Parties to the Paris Agreement are increasingly recognizing the role that coastal “blue carbon” habitats can play in both mitigating and adapting to the effects of climate change. Coastal wetlands—namely, mangrove, seagrass, and salt marsh ecosystems—are a “triple win” for combatting climate change: They store carbon, lessen the impacts of severe storms and sea level rise, and increase resilience among people and biodiversity in a changing climate.
Yet despite their importance, half of the world’s coastal wetlands have been lost in the past century.
Belize, Costa Rica, and Seychelles have put forth ambitious protection targets for these valuable ecosystems within their updated NDCs:
- Belize will double existing mangrove protection by safeguarding 12,000 new hectares by 2030; restore an additional 4,000 hectares; and develop a National Seagrass Policy to help end the net loss of wetlands by 2025.
- Costa Rica will protect all its coastal wetlands recorded in the national inventory, restore priority mangrove areas, and develop a national mangrove restoration target by 2025. The country will also create new financing models to support implementation.
- Seychelles will map the full spatial extent and carbon stocks of its seagrass ecosystems using cutting-edge technologies and locally led field validation, as well as protect all its seagrass and mangrove ecosystems by 2030.
These countries, along with others—including Chile, Liberia, Panama, Papua New Guinea, and Sri Lanka—have recognized the power of coastal wetlands as nature-based solutions in their NDCs.
Simon Reddy, director of Pew’s protecting coastal wetlands and coral reefs project, issued the following statement:
“Countries are becoming increasingly aware of the many benefits of protecting coastal wetlands and the role they can play as nature-based solutions. Nations such as Costa Rica, Belize, and Seychelles have taken important steps in setting ambitious targets for their mangroves and seagrasses as a way to complement emissions reductions, protect shorelines, and support local communities.
“We hope that other countries, as they look ahead to updating their nationally determined contributions in 2025, will also get a ‘triple win’ by protecting and restoring mangroves, seagrass, and salt marsh ecosystems.
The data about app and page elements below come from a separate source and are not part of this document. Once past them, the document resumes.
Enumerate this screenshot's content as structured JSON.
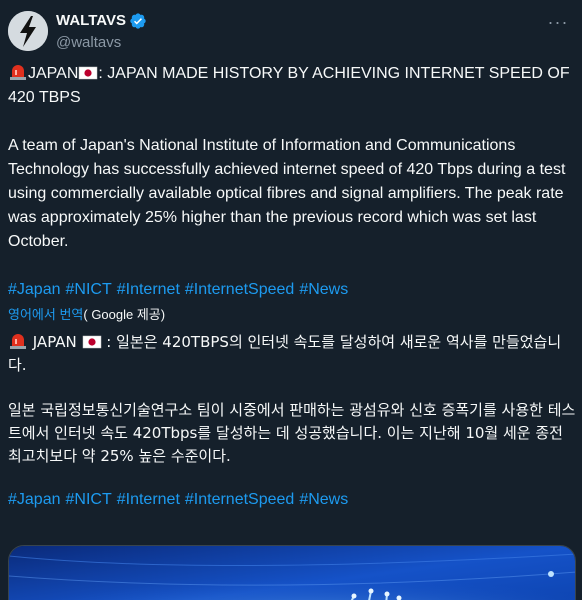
{
  "author": {
    "display_name": "WALTAVS",
    "handle": "@waltavs",
    "verified": true,
    "avatar_icon": "lightning-bolt-icon"
  },
  "menu_icon": "more-dots-icon",
  "tweet": {
    "headline_pre": "JAPAN",
    "headline_post": ": JAPAN MADE HISTORY BY ACHIEVING INTERNET SPEED OF 420 TBPS",
    "body": "A team of Japan's National Institute of Information and Communications Technology has successfully achieved internet speed of 420 Tbps during a test using commercially available optical fibres and signal amplifiers. The peak rate was approximately 25% higher than the previous record which was set last October.",
    "hashtags": [
      "#Japan",
      "#NICT",
      "#Internet",
      "#InternetSpeed",
      "#News"
    ]
  },
  "translation": {
    "label_from": "영어에서 번역",
    "label_by": "( Google 제공)",
    "headline_pre": " JAPAN ",
    "headline_post": " : 일본은 420TBPS의 인터넷 속도를 달성하여 새로운 역사를 만들었습니다.",
    "body": "일본 국립정보통신기술연구소 팀이 시중에서 판매하는 광섬유와 신호 증폭기를 사용한 테스트에서 인터넷 속도 420Tbps를 달성하는 데 성공했습니다. 이는 지난해 10월 세운 종전 최고치보다 약 25% 높은 수준이다.",
    "hashtags": [
      "#Japan",
      "#NICT",
      "#Internet",
      "#InternetSpeed",
      "#News"
    ]
  },
  "colors": {
    "background": "#15202b",
    "text": "#f7f9f9",
    "secondary": "#8b98a5",
    "accent": "#1d9bf0"
  }
}
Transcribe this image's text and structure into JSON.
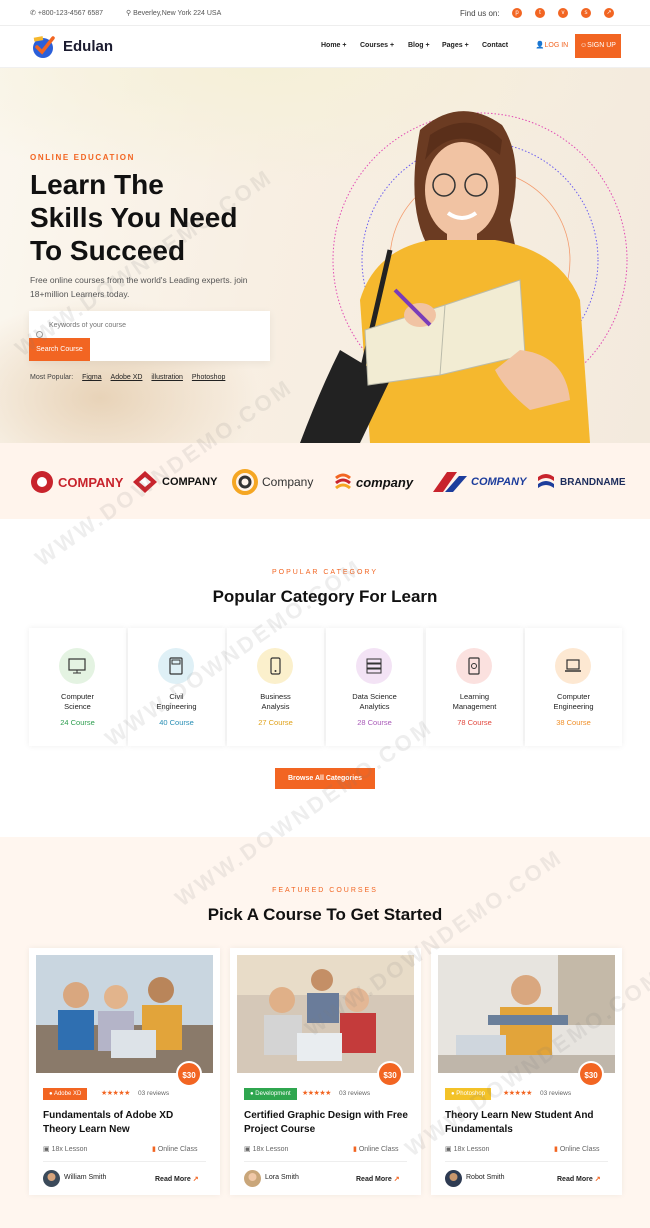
{
  "topbar": {
    "phone": "+800-123-4567 6587",
    "address": "Beverley,New York 224 USA",
    "find_us": "Find us on:",
    "social_icons": [
      "pinterest-icon",
      "twitter-icon",
      "vimeo-icon",
      "skype-icon",
      "share-icon"
    ]
  },
  "nav": {
    "brand": "Edulan",
    "items": [
      "Home",
      "Courses",
      "Blog",
      "Pages",
      "Contact"
    ],
    "login": "LOG IN",
    "signup": "SIGN UP"
  },
  "hero": {
    "eyebrow": "ONLINE EDUCATION",
    "title_line1": "Learn The",
    "title_line2": "Skills You Need",
    "title_line3": "To Succeed",
    "subtitle": "Free online courses from the world's Leading experts. join 18+million Learners today.",
    "search_placeholder": "Keywords of your course",
    "search_button": "Search Course",
    "popular_label": "Most Popular:",
    "popular_tags": [
      "Figma",
      "Adobe XD",
      "illustration",
      "Photoshop"
    ]
  },
  "brands": [
    "COMPANY",
    "COMPANY",
    "Company",
    "company",
    "COMPANY",
    "BRANDNAME"
  ],
  "categories": {
    "eyebrow": "POPULAR CATEGORY",
    "title": "Popular Category For Learn",
    "items": [
      {
        "name1": "Computer",
        "name2": "Science",
        "count": "24 Course",
        "color": "#2e9e4f",
        "bg": "#e4f3e2"
      },
      {
        "name1": "Civil",
        "name2": "Engineering",
        "count": "40 Course",
        "color": "#2a8fb5",
        "bg": "#dff0f6"
      },
      {
        "name1": "Business",
        "name2": "Analysis",
        "count": "27 Course",
        "color": "#e0a21a",
        "bg": "#fbf0cc"
      },
      {
        "name1": "Data Science",
        "name2": "Analytics",
        "count": "28 Course",
        "color": "#a95bb8",
        "bg": "#f3e3f5"
      },
      {
        "name1": "Learning",
        "name2": "Management",
        "count": "78 Course",
        "color": "#e2493f",
        "bg": "#fbe1df"
      },
      {
        "name1": "Computer",
        "name2": "Engineering",
        "count": "38 Course",
        "color": "#f0902a",
        "bg": "#fde8d2"
      }
    ],
    "browse_button": "Browse All Categories"
  },
  "courses": {
    "eyebrow": "FEATURED COURSES",
    "title": "Pick A Course To Get Started",
    "items": [
      {
        "price": "$30",
        "tag": "Adobe XD",
        "tag_color": "#f26522",
        "reviews": "03 reviews",
        "title": "Fundamentals of Adobe XD Theory Learn New",
        "lessons": "18x Lesson",
        "mode": "Online Class",
        "author": "William Smith",
        "read_more": "Read More"
      },
      {
        "price": "$30",
        "tag": "Development",
        "tag_color": "#2fa64f",
        "reviews": "03 reviews",
        "title": "Certified Graphic Design with Free Project Course",
        "lessons": "18x Lesson",
        "mode": "Online Class",
        "author": "Lora Smith",
        "read_more": "Read More"
      },
      {
        "price": "$30",
        "tag": "Photoshop",
        "tag_color": "#f3c228",
        "reviews": "03 reviews",
        "title": "Theory Learn New Student And Fundamentals",
        "lessons": "18x Lesson",
        "mode": "Online Class",
        "author": "Robot Smith",
        "read_more": "Read More"
      }
    ],
    "stars": "★★★★★"
  },
  "watermark": "WWW.DOWNDEMO.COM",
  "colors": {
    "accent": "#f26522",
    "dark": "#111111"
  }
}
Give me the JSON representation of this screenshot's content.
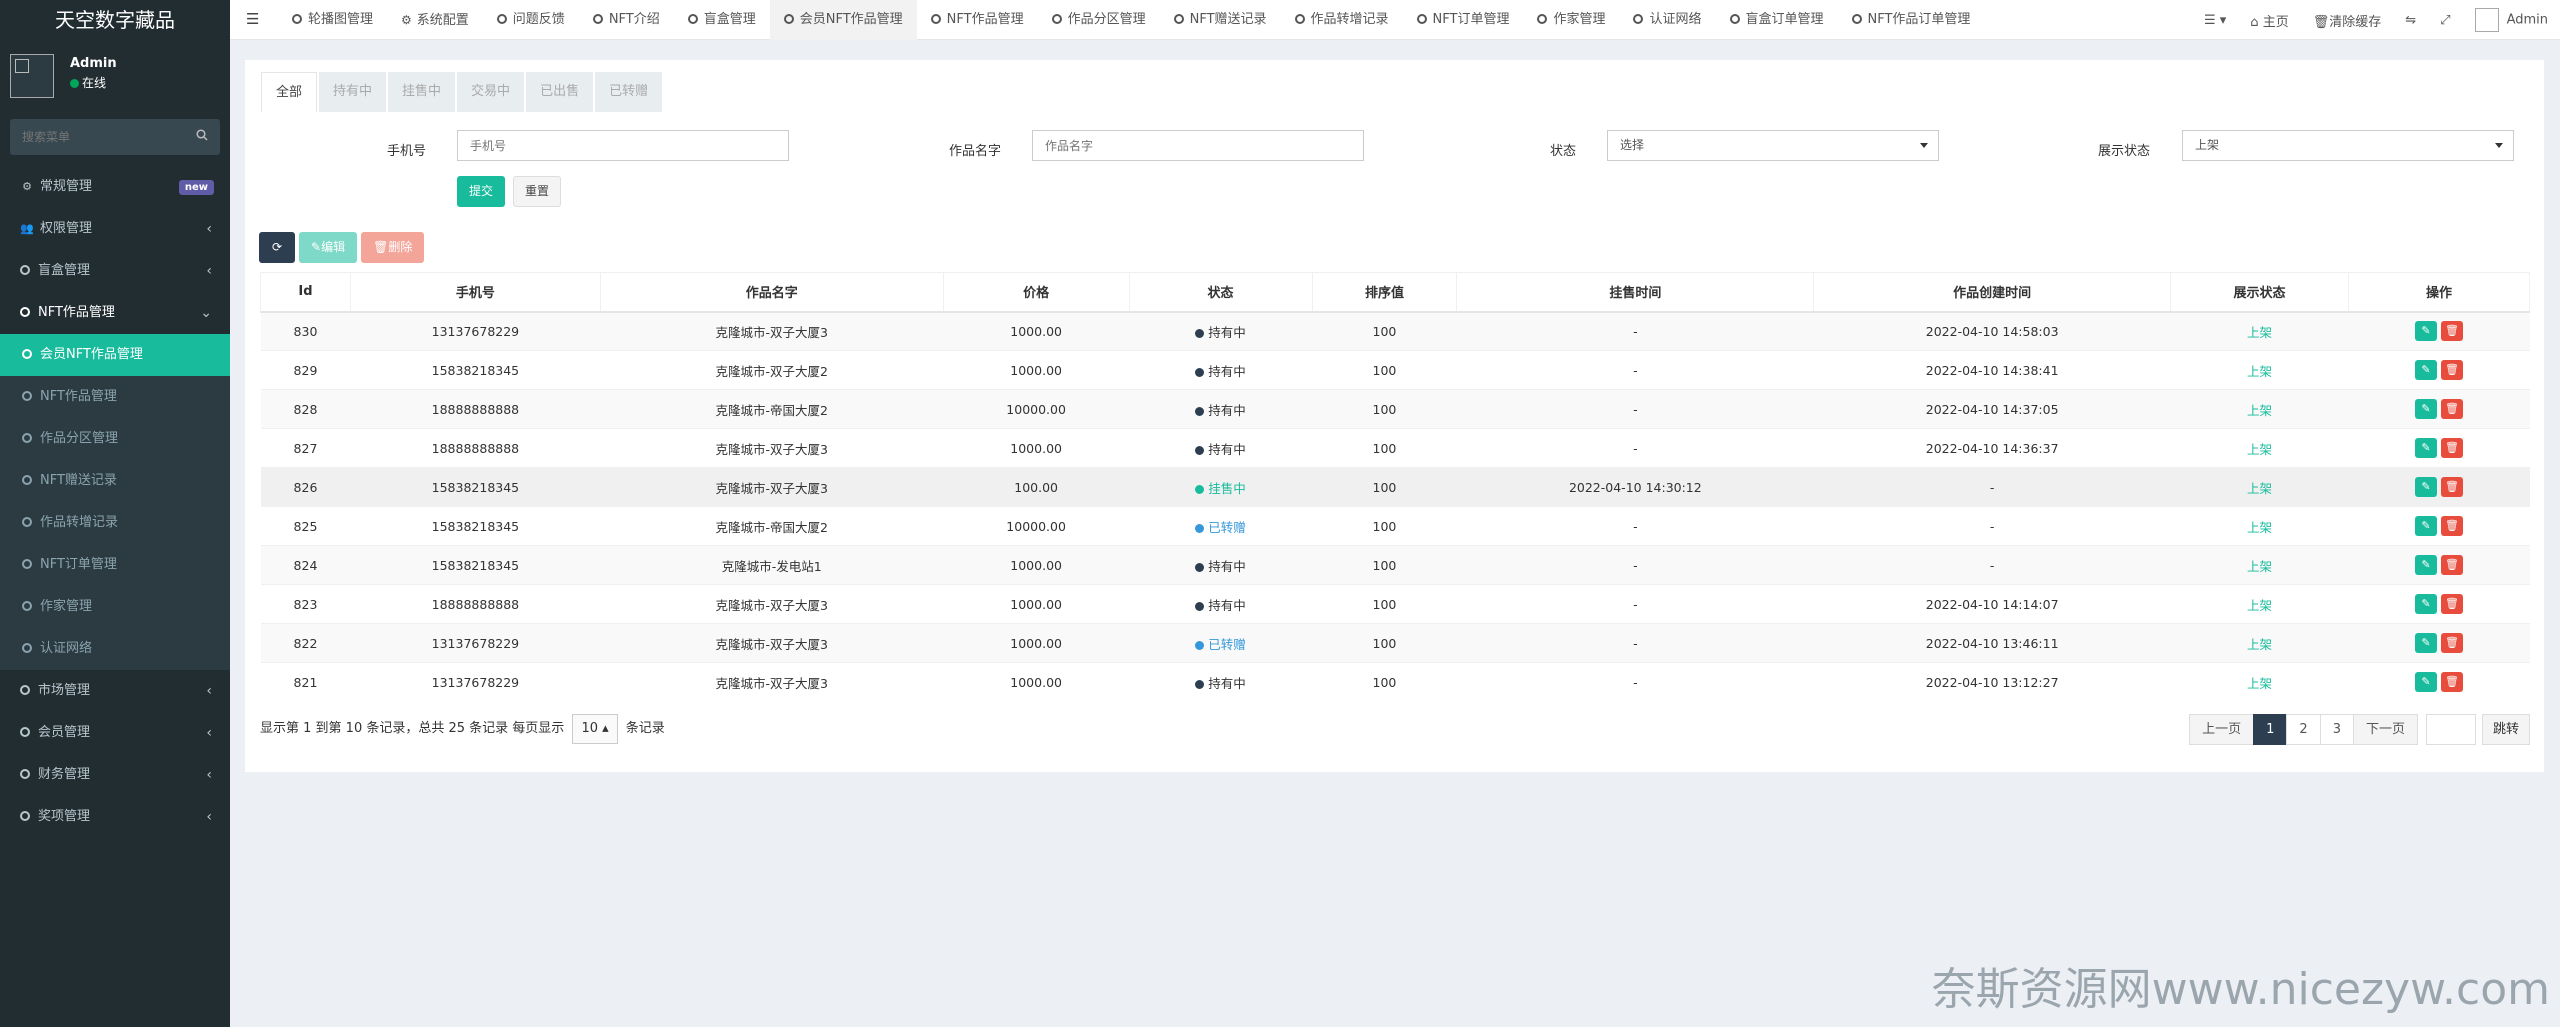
{
  "app": {
    "title": "天空数字藏品"
  },
  "user": {
    "name": "Admin",
    "status": "在线"
  },
  "sidebar": {
    "search_placeholder": "搜索菜单",
    "items": [
      {
        "label": "常规管理",
        "icon": "cogs-icon",
        "badge": "new"
      },
      {
        "label": "权限管理",
        "icon": "users-icon"
      },
      {
        "label": "盲盒管理",
        "icon": "circle-icon"
      },
      {
        "label": "NFT作品管理",
        "icon": "circle-icon"
      },
      {
        "label": "市场管理",
        "icon": "circle-icon"
      },
      {
        "label": "会员管理",
        "icon": "circle-icon"
      },
      {
        "label": "财务管理",
        "icon": "circle-icon"
      },
      {
        "label": "奖项管理",
        "icon": "circle-icon"
      }
    ],
    "sub_items": [
      {
        "label": "会员NFT作品管理"
      },
      {
        "label": "NFT作品管理"
      },
      {
        "label": "作品分区管理"
      },
      {
        "label": "NFT赠送记录"
      },
      {
        "label": "作品转增记录"
      },
      {
        "label": "NFT订单管理"
      },
      {
        "label": "作家管理"
      },
      {
        "label": "认证网络"
      }
    ]
  },
  "topnav": {
    "tabs": [
      {
        "label": "轮播图管理"
      },
      {
        "label": "系统配置"
      },
      {
        "label": "问题反馈"
      },
      {
        "label": "NFT介绍"
      },
      {
        "label": "盲盒管理"
      },
      {
        "label": "会员NFT作品管理"
      },
      {
        "label": "NFT作品管理"
      },
      {
        "label": "作品分区管理"
      },
      {
        "label": "NFT赠送记录"
      },
      {
        "label": "作品转增记录"
      },
      {
        "label": "NFT订单管理"
      },
      {
        "label": "作家管理"
      },
      {
        "label": "认证网络"
      },
      {
        "label": "盲盒订单管理"
      },
      {
        "label": "NFT作品订单管理"
      }
    ],
    "home": "主页",
    "clear_cache": "清除缓存",
    "user": "Admin"
  },
  "filter_tabs": [
    "全部",
    "持有中",
    "挂售中",
    "交易中",
    "已出售",
    "已转赠"
  ],
  "form": {
    "phone_label": "手机号",
    "phone_placeholder": "手机号",
    "name_label": "作品名字",
    "name_placeholder": "作品名字",
    "status_label": "状态",
    "status_value": "选择",
    "display_label": "展示状态",
    "display_value": "上架",
    "submit": "提交",
    "reset": "重置"
  },
  "toolbar": {
    "edit": "编辑",
    "delete": "删除"
  },
  "table": {
    "columns": [
      "Id",
      "手机号",
      "作品名字",
      "价格",
      "状态",
      "排序值",
      "挂售时间",
      "作品创建时间",
      "展示状态",
      "操作"
    ],
    "rows": [
      {
        "id": "830",
        "phone": "13137678229",
        "name": "克隆城市-双子大厦3",
        "price": "1000.00",
        "status": "持有中",
        "status_color": "#2c3e50",
        "sort": "100",
        "sale_time": "-",
        "created": "2022-04-10 14:58:03",
        "display": "上架"
      },
      {
        "id": "829",
        "phone": "15838218345",
        "name": "克隆城市-双子大厦2",
        "price": "1000.00",
        "status": "持有中",
        "status_color": "#2c3e50",
        "sort": "100",
        "sale_time": "-",
        "created": "2022-04-10 14:38:41",
        "display": "上架"
      },
      {
        "id": "828",
        "phone": "18888888888",
        "name": "克隆城市-帝国大厦2",
        "price": "10000.00",
        "status": "持有中",
        "status_color": "#2c3e50",
        "sort": "100",
        "sale_time": "-",
        "created": "2022-04-10 14:37:05",
        "display": "上架"
      },
      {
        "id": "827",
        "phone": "18888888888",
        "name": "克隆城市-双子大厦3",
        "price": "1000.00",
        "status": "持有中",
        "status_color": "#2c3e50",
        "sort": "100",
        "sale_time": "-",
        "created": "2022-04-10 14:36:37",
        "display": "上架"
      },
      {
        "id": "826",
        "phone": "15838218345",
        "name": "克隆城市-双子大厦3",
        "price": "100.00",
        "status": "挂售中",
        "status_color": "#18bc9c",
        "sort": "100",
        "sale_time": "2022-04-10 14:30:12",
        "created": "-",
        "display": "上架"
      },
      {
        "id": "825",
        "phone": "15838218345",
        "name": "克隆城市-帝国大厦2",
        "price": "10000.00",
        "status": "已转赠",
        "status_color": "#3498db",
        "sort": "100",
        "sale_time": "-",
        "created": "-",
        "display": "上架"
      },
      {
        "id": "824",
        "phone": "15838218345",
        "name": "克隆城市-发电站1",
        "price": "1000.00",
        "status": "持有中",
        "status_color": "#2c3e50",
        "sort": "100",
        "sale_time": "-",
        "created": "-",
        "display": "上架"
      },
      {
        "id": "823",
        "phone": "18888888888",
        "name": "克隆城市-双子大厦3",
        "price": "1000.00",
        "status": "持有中",
        "status_color": "#2c3e50",
        "sort": "100",
        "sale_time": "-",
        "created": "2022-04-10 14:14:07",
        "display": "上架"
      },
      {
        "id": "822",
        "phone": "13137678229",
        "name": "克隆城市-双子大厦3",
        "price": "1000.00",
        "status": "已转赠",
        "status_color": "#3498db",
        "sort": "100",
        "sale_time": "-",
        "created": "2022-04-10 13:46:11",
        "display": "上架"
      },
      {
        "id": "821",
        "phone": "13137678229",
        "name": "克隆城市-双子大厦3",
        "price": "1000.00",
        "status": "持有中",
        "status_color": "#2c3e50",
        "sort": "100",
        "sale_time": "-",
        "created": "2022-04-10 13:12:27",
        "display": "上架"
      }
    ]
  },
  "pagination": {
    "info_prefix": "显示第 1 到第 10 条记录，总共 25 条记录 每页显示",
    "page_size": "10",
    "info_suffix": "条记录",
    "prev": "上一页",
    "pages": [
      "1",
      "2",
      "3"
    ],
    "next": "下一页",
    "jump": "跳转"
  },
  "watermark": "奈斯资源网www.nicezyw.com",
  "colors": {
    "accent": "#18bc9c",
    "sidebar_bg": "#222d32",
    "danger": "#e74c3c",
    "dark": "#2c3e50"
  }
}
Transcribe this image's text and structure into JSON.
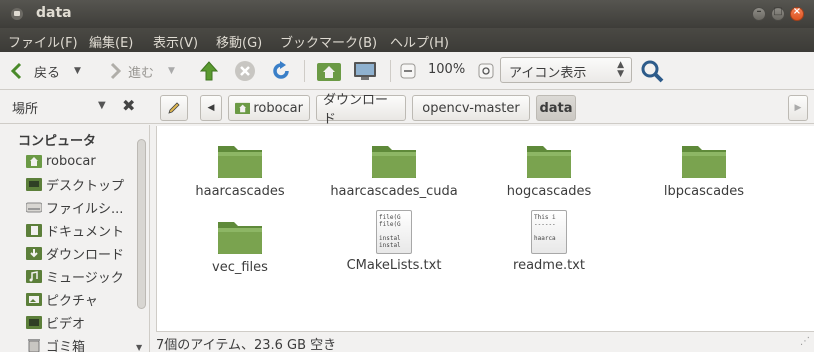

The world needs urgent action to ensure the future of these valuable ecosystems.”